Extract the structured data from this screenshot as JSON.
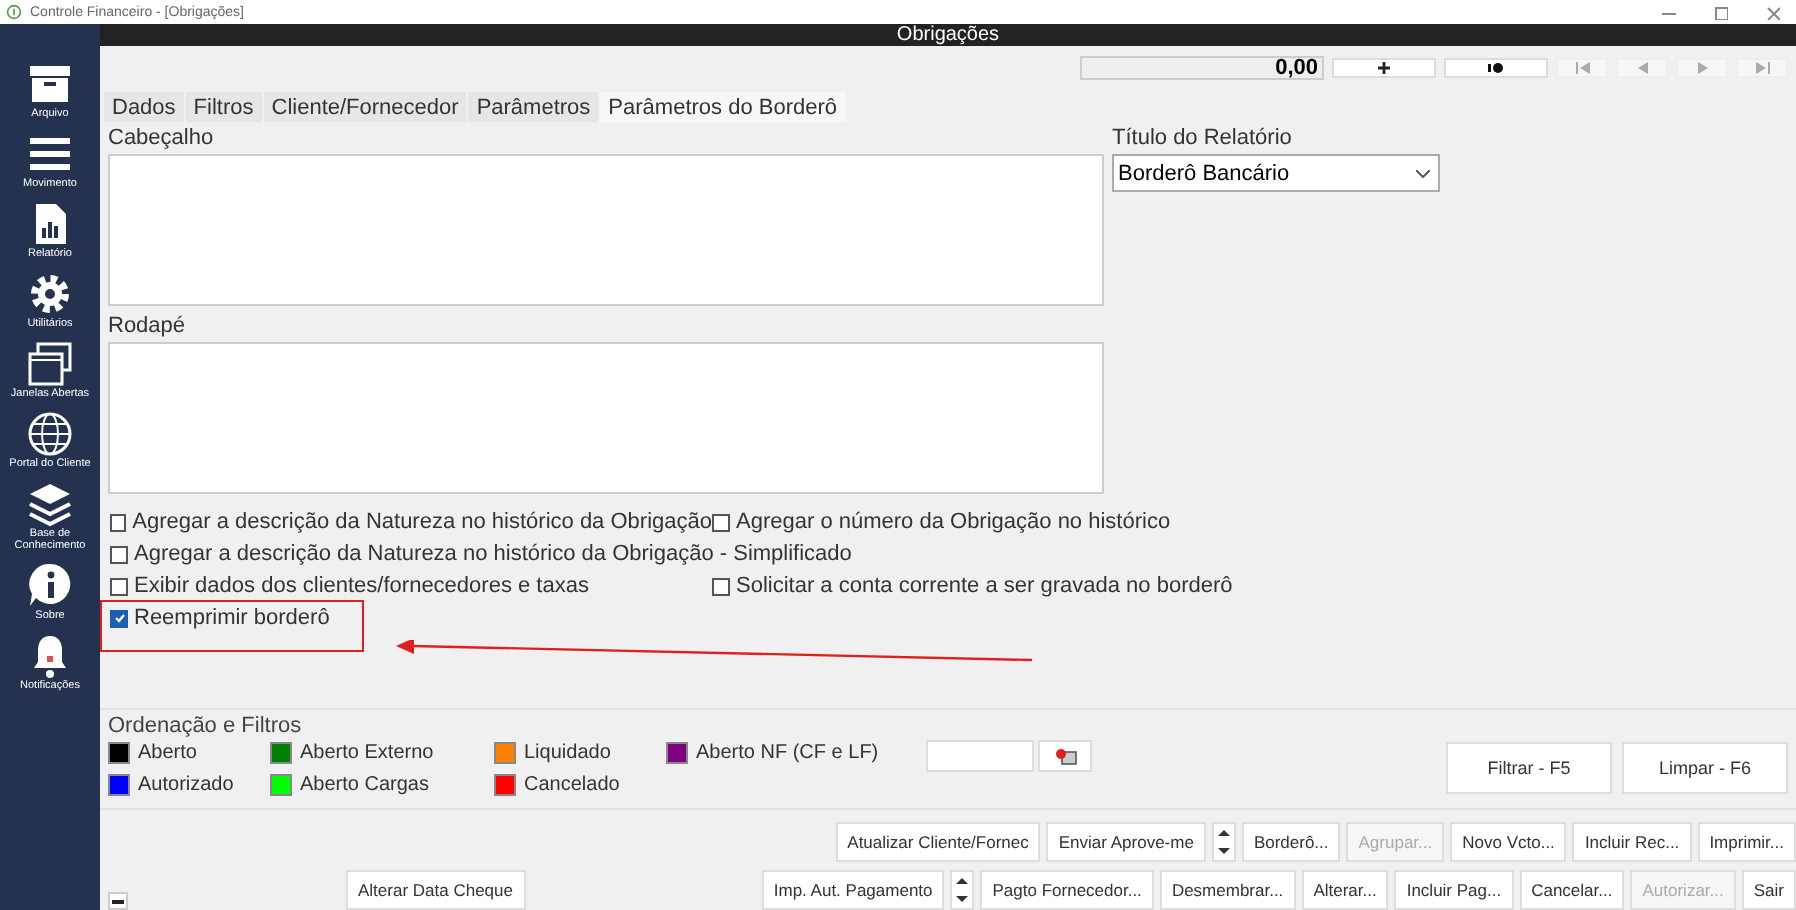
{
  "window": {
    "title": "Controle Financeiro - [Obrigações]"
  },
  "sidebar": {
    "items": [
      {
        "label": "Arquivo",
        "kind": "box"
      },
      {
        "label": "Movimento",
        "kind": "menu"
      },
      {
        "label": "Relatório",
        "kind": "report"
      },
      {
        "label": "Utilitários",
        "kind": "gear"
      },
      {
        "label": "Janelas Abertas",
        "kind": "windows"
      },
      {
        "label": "Portal do Cliente",
        "kind": "globe"
      },
      {
        "label": "Base de Conhecimento",
        "kind": "layers"
      },
      {
        "label": "Sobre",
        "kind": "info"
      },
      {
        "label": "Notificações",
        "kind": "bell"
      }
    ]
  },
  "header": {
    "title": "Obrigações"
  },
  "toolbar": {
    "total": "0,00"
  },
  "tabs": [
    {
      "label": "Dados",
      "selected": false
    },
    {
      "label": "Filtros",
      "selected": false
    },
    {
      "label": "Cliente/Fornecedor",
      "selected": false
    },
    {
      "label": "Parâmetros",
      "selected": false
    },
    {
      "label": "Parâmetros do Borderô",
      "selected": true
    }
  ],
  "form": {
    "header_label": "Cabeçalho",
    "footer_label": "Rodapé",
    "report_title_label": "Título do Relatório",
    "report_title_value": "Borderô Bancário"
  },
  "checkboxes": [
    {
      "label": "Agregar a descrição da Natureza no histórico da Obrigação",
      "checked": false
    },
    {
      "label": "Agregar o número da Obrigação no histórico",
      "checked": false
    },
    {
      "label": "Agregar a descrição da Natureza no histórico da Obrigação - Simplificado",
      "checked": false
    },
    {
      "label": "Exibir dados dos clientes/fornecedores e taxas",
      "checked": false
    },
    {
      "label": "Solicitar a conta corrente a ser gravada no borderô",
      "checked": false
    },
    {
      "label": "Reemprimir borderô",
      "checked": true
    }
  ],
  "filters": {
    "title": "Ordenação e Filtros",
    "legend": [
      {
        "label": "Aberto",
        "color": "#000000"
      },
      {
        "label": "Aberto Externo",
        "color": "#008000"
      },
      {
        "label": "Liquidado",
        "color": "#ff8000"
      },
      {
        "label": "Aberto NF (CF e LF)",
        "color": "#800080"
      },
      {
        "label": "Autorizado",
        "color": "#0000ff"
      },
      {
        "label": "Aberto Cargas",
        "color": "#00ff00"
      },
      {
        "label": "Cancelado",
        "color": "#ff0000"
      }
    ],
    "filter_button": "Filtrar - F5",
    "clear_button": "Limpar - F6"
  },
  "actions_row_1": [
    {
      "label": "Atualizar Cliente/Fornec",
      "disabled": false
    },
    {
      "label": "Enviar Aprove-me",
      "disabled": false
    },
    {
      "kind": "spin"
    },
    {
      "label": "Borderô...",
      "disabled": false
    },
    {
      "label": "Agrupar...",
      "disabled": true
    },
    {
      "label": "Novo Vcto...",
      "disabled": false
    },
    {
      "label": "Incluir Rec...",
      "disabled": false
    },
    {
      "label": "Imprimir...",
      "disabled": false
    }
  ],
  "actions_row_2": [
    {
      "label": "Imp. Aut. Pagamento",
      "disabled": false
    },
    {
      "kind": "spin"
    },
    {
      "label": "Pagto Fornecedor...",
      "disabled": false
    },
    {
      "label": "Desmembrar...",
      "disabled": false
    },
    {
      "label": "Alterar...",
      "disabled": false
    },
    {
      "label": "Incluir Pag...",
      "disabled": false
    },
    {
      "label": "Cancelar...",
      "disabled": false
    },
    {
      "label": "Autorizar...",
      "disabled": true
    },
    {
      "label": "Sair",
      "disabled": false
    }
  ],
  "cheque_button": "Alterar Data Cheque"
}
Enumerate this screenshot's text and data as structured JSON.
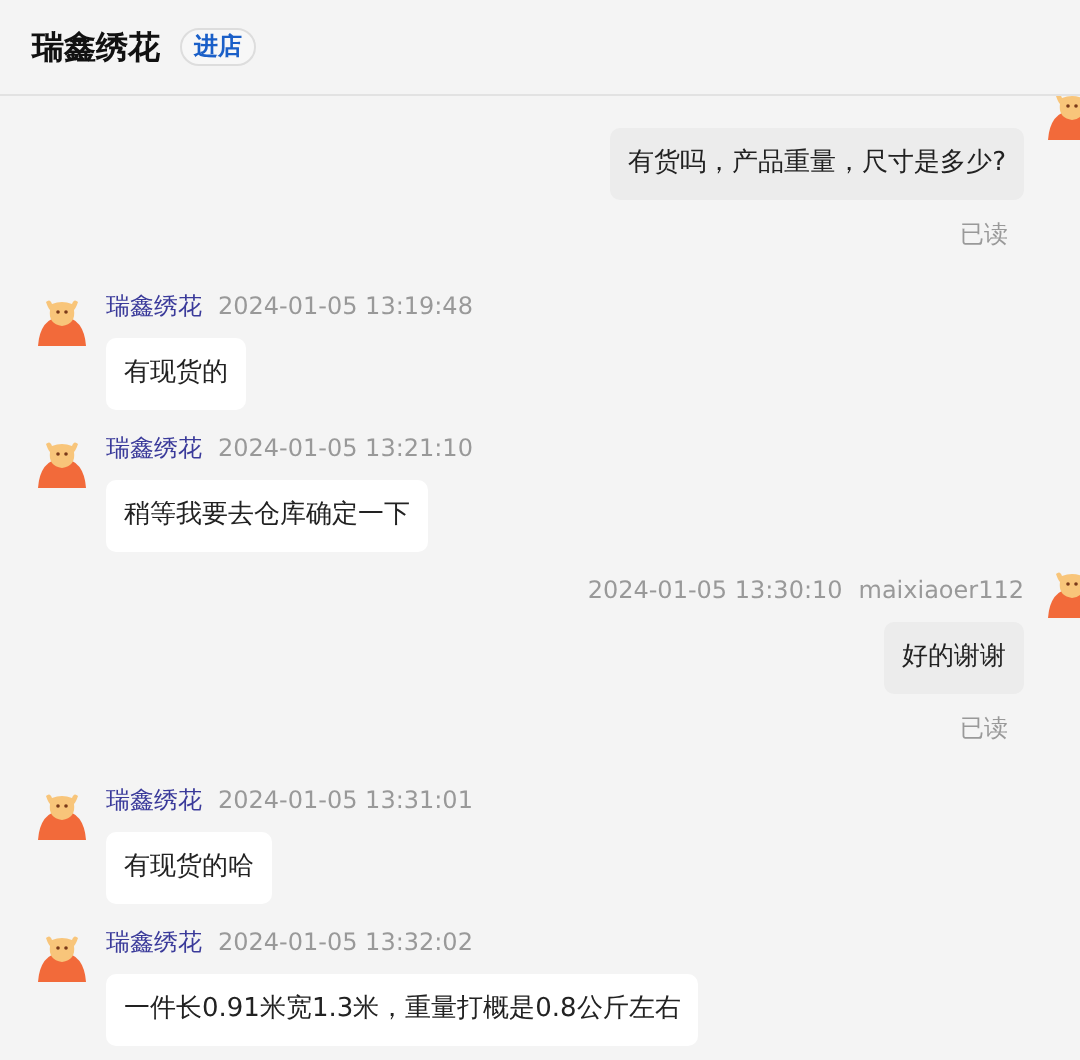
{
  "header": {
    "title": "瑞鑫绣花",
    "shop_button": "进店"
  },
  "messages": [
    {
      "kind": "out",
      "text": "有货吗，产品重量，尺寸是多少?",
      "status": "已读"
    },
    {
      "kind": "in",
      "sender": "瑞鑫绣花",
      "time": "2024-01-05 13:19:48",
      "text": "有现货的"
    },
    {
      "kind": "in",
      "sender": "瑞鑫绣花",
      "time": "2024-01-05 13:21:10",
      "text": "稍等我要去仓库确定一下"
    },
    {
      "kind": "out",
      "time": "2024-01-05 13:30:10",
      "sender": "maixiaoer112",
      "text": "好的谢谢",
      "status": "已读"
    },
    {
      "kind": "in",
      "sender": "瑞鑫绣花",
      "time": "2024-01-05 13:31:01",
      "text": "有现货的哈"
    },
    {
      "kind": "in",
      "sender": "瑞鑫绣花",
      "time": "2024-01-05 13:32:02",
      "text": "一件长0.91米宽1.3米，重量打概是0.8公斤左右"
    }
  ]
}
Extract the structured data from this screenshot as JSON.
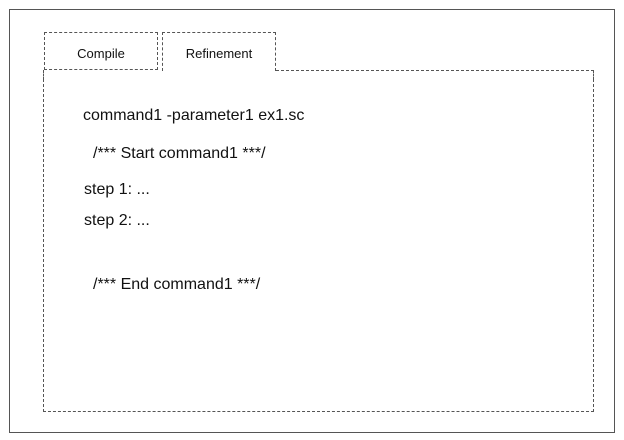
{
  "tabs": [
    {
      "label": "Compile",
      "active": false
    },
    {
      "label": "Refinement",
      "active": true
    }
  ],
  "content": {
    "lines": [
      "command1 -parameter1 ex1.sc",
      "/*** Start command1 ***/",
      "step 1: ...",
      "step 2: ...",
      "/*** End command1 ***/"
    ]
  },
  "colors": {
    "border": "#555555",
    "text": "#111111",
    "background": "#ffffff"
  }
}
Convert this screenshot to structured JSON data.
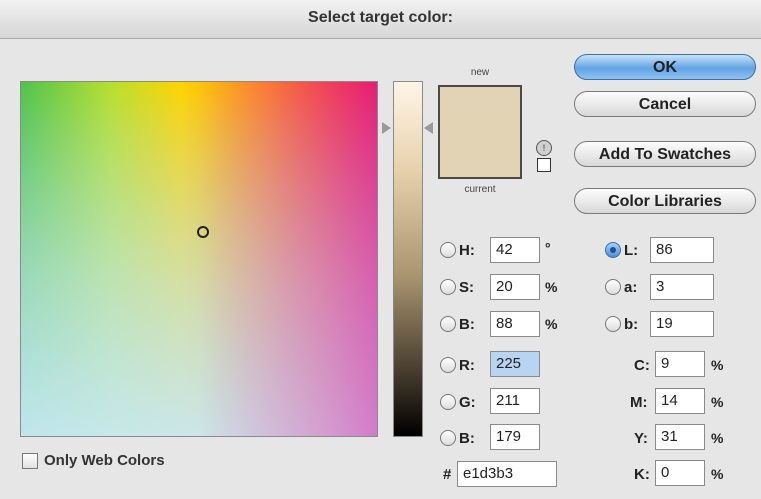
{
  "window": {
    "title": "Select target color:"
  },
  "picker": {
    "new_label": "new",
    "current_label": "current",
    "new_color": "#e1d3b3",
    "current_color": "#e1d3b3"
  },
  "buttons": {
    "ok": "OK",
    "cancel": "Cancel",
    "add_to_swatches": "Add To Swatches",
    "color_libraries": "Color Libraries"
  },
  "hsb": {
    "h": {
      "label": "H:",
      "value": "42",
      "unit": "°"
    },
    "s": {
      "label": "S:",
      "value": "20",
      "unit": "%"
    },
    "b": {
      "label": "B:",
      "value": "88",
      "unit": "%"
    }
  },
  "rgb": {
    "r": {
      "label": "R:",
      "value": "225"
    },
    "g": {
      "label": "G:",
      "value": "211"
    },
    "b": {
      "label": "B:",
      "value": "179"
    }
  },
  "lab": {
    "l": {
      "label": "L:",
      "value": "86"
    },
    "a": {
      "label": "a:",
      "value": "3"
    },
    "b": {
      "label": "b:",
      "value": "19"
    }
  },
  "cmyk": {
    "c": {
      "label": "C:",
      "value": "9",
      "unit": "%"
    },
    "m": {
      "label": "M:",
      "value": "14",
      "unit": "%"
    },
    "y": {
      "label": "Y:",
      "value": "31",
      "unit": "%"
    },
    "k": {
      "label": "K:",
      "value": "0",
      "unit": "%"
    }
  },
  "hex": {
    "label": "#",
    "value": "e1d3b3"
  },
  "web_only": {
    "label": "Only Web Colors",
    "checked": false
  },
  "icons": {
    "gamut_warning": "gamut-warning-icon",
    "web_safe": "web-safe-cube-icon",
    "field_marker": "color-marker-icon"
  }
}
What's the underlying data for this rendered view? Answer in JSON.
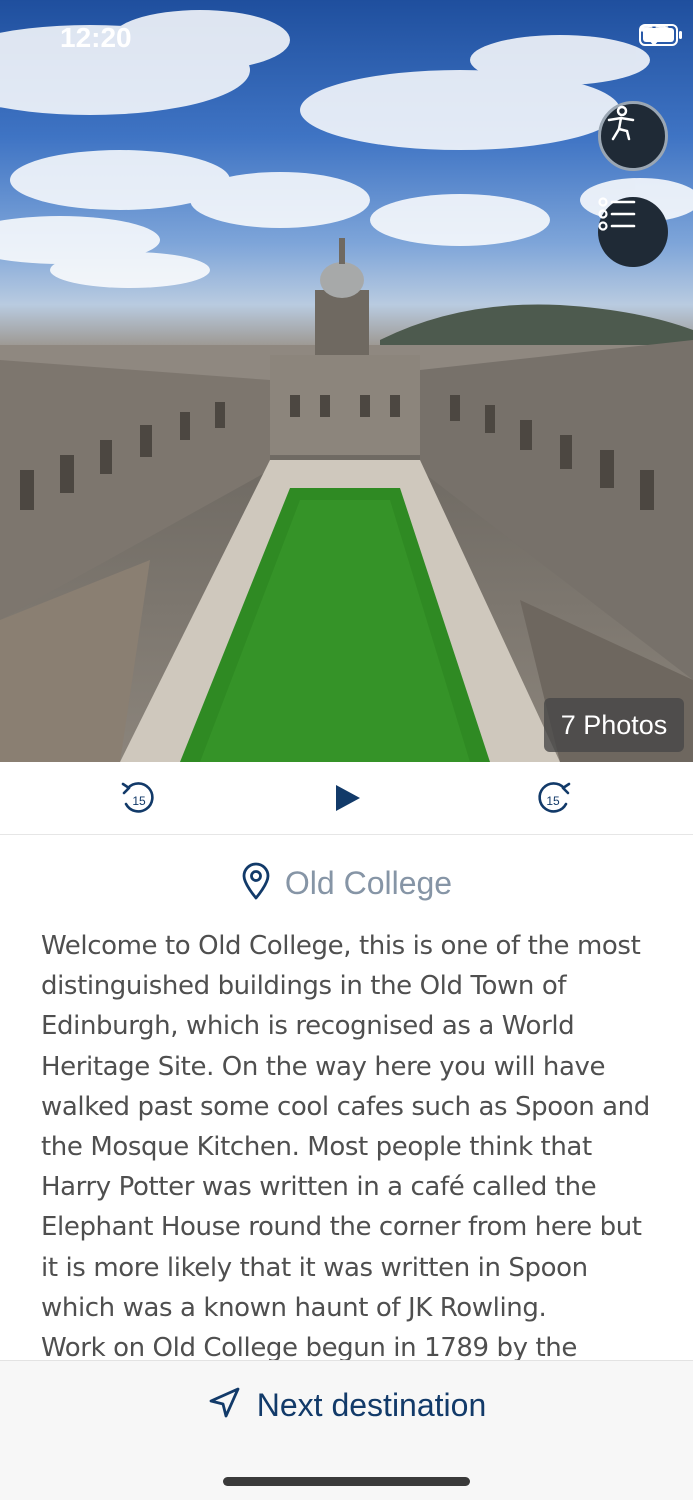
{
  "status_bar": {
    "time": "12:20",
    "icons": [
      "signal-dots-icon",
      "wifi-icon",
      "battery-icon"
    ]
  },
  "hero": {
    "image_description_icon": "photo",
    "photos_badge": "7 Photos",
    "accessibility_icon": "accessibility-person-icon",
    "list_icon": "list-icon"
  },
  "player": {
    "rewind_label": "15",
    "forward_label": "15",
    "play_icon": "play-icon"
  },
  "location": {
    "icon": "map-pin-icon",
    "name": "Old College"
  },
  "description": {
    "paragraph_1": "Welcome to Old College, this is one of the most distinguished buildings in the Old Town of Edinburgh, which is recognised as a World Heritage Site. On the way here you will have walked past some cool cafes such as Spoon and the Mosque Kitchen. Most people think that Harry Potter was written in a café called the Elephant House round the corner from here but it is more likely that it was written in Spoon which was a known haunt of JK Rowling.",
    "paragraph_2": "Work on Old College begun in 1789 by the"
  },
  "bottom": {
    "next_label": "Next destination",
    "next_icon": "navigation-arrow-icon"
  },
  "colors": {
    "accent": "#123a69",
    "location_text": "#8695a6",
    "body_text": "#4f4f4f",
    "fab_bg": "#1f2a36"
  }
}
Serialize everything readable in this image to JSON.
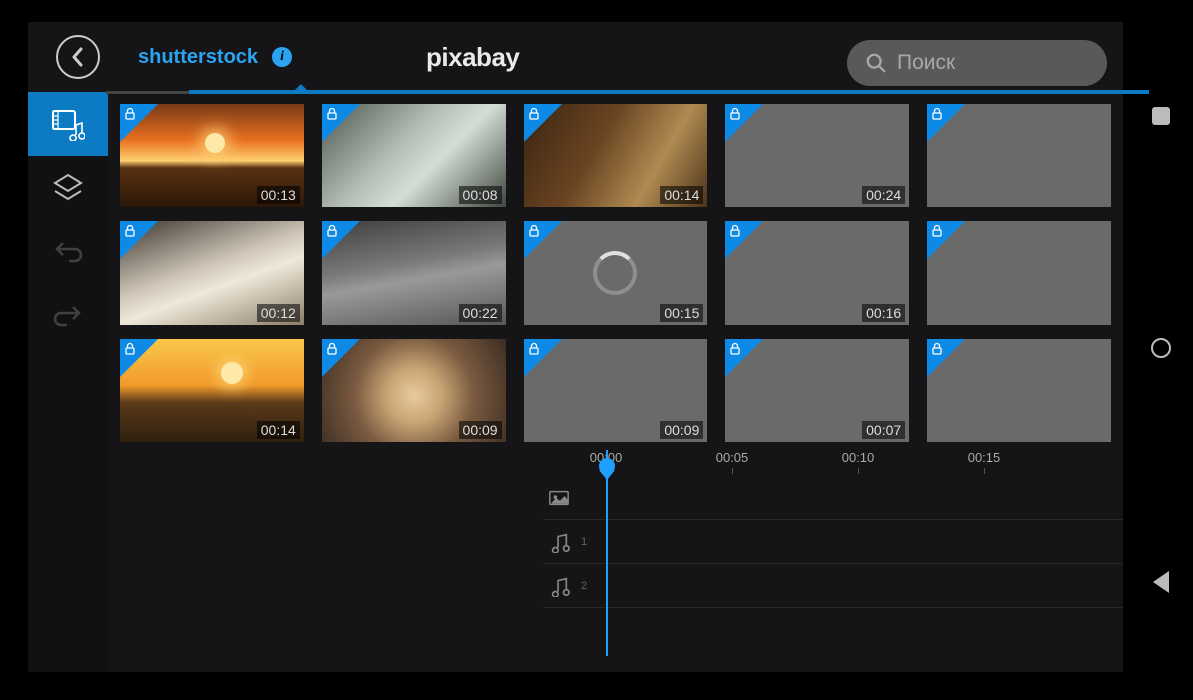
{
  "header": {
    "tabs": {
      "shutterstock": "shutterstock",
      "pixabay": "pixabay"
    },
    "search_placeholder": "Поиск"
  },
  "gallery": {
    "clips": [
      {
        "duration": "00:13",
        "thumb": "sunset"
      },
      {
        "duration": "00:08",
        "thumb": "factory"
      },
      {
        "duration": "00:14",
        "thumb": "robot"
      },
      {
        "duration": "00:24",
        "thumb": "gray"
      },
      {
        "duration": "",
        "thumb": "gray"
      },
      {
        "duration": "00:12",
        "thumb": "typing"
      },
      {
        "duration": "00:22",
        "thumb": "station"
      },
      {
        "duration": "00:15",
        "thumb": "gray",
        "loading": true
      },
      {
        "duration": "00:16",
        "thumb": "gray"
      },
      {
        "duration": "",
        "thumb": "gray"
      },
      {
        "duration": "00:14",
        "thumb": "safari"
      },
      {
        "duration": "00:09",
        "thumb": "phone"
      },
      {
        "duration": "00:09",
        "thumb": "gray"
      },
      {
        "duration": "00:07",
        "thumb": "gray"
      },
      {
        "duration": "",
        "thumb": "gray"
      }
    ]
  },
  "timeline": {
    "ticks": [
      "00:00",
      "00:05",
      "00:10",
      "00:15"
    ],
    "tracks": {
      "video_num": "",
      "audio1_num": "1",
      "audio2_num": "2"
    }
  }
}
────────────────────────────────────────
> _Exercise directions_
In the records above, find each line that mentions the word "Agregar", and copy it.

> _Solution_
      "label": "Agregar a descrição da Natureza no histórico da Obrigação",
      "label": "Agregar o número da Obrigação no histórico",
      "label": "Agregar a descrição da Natureza no histórico da Obrigação - Simplificado",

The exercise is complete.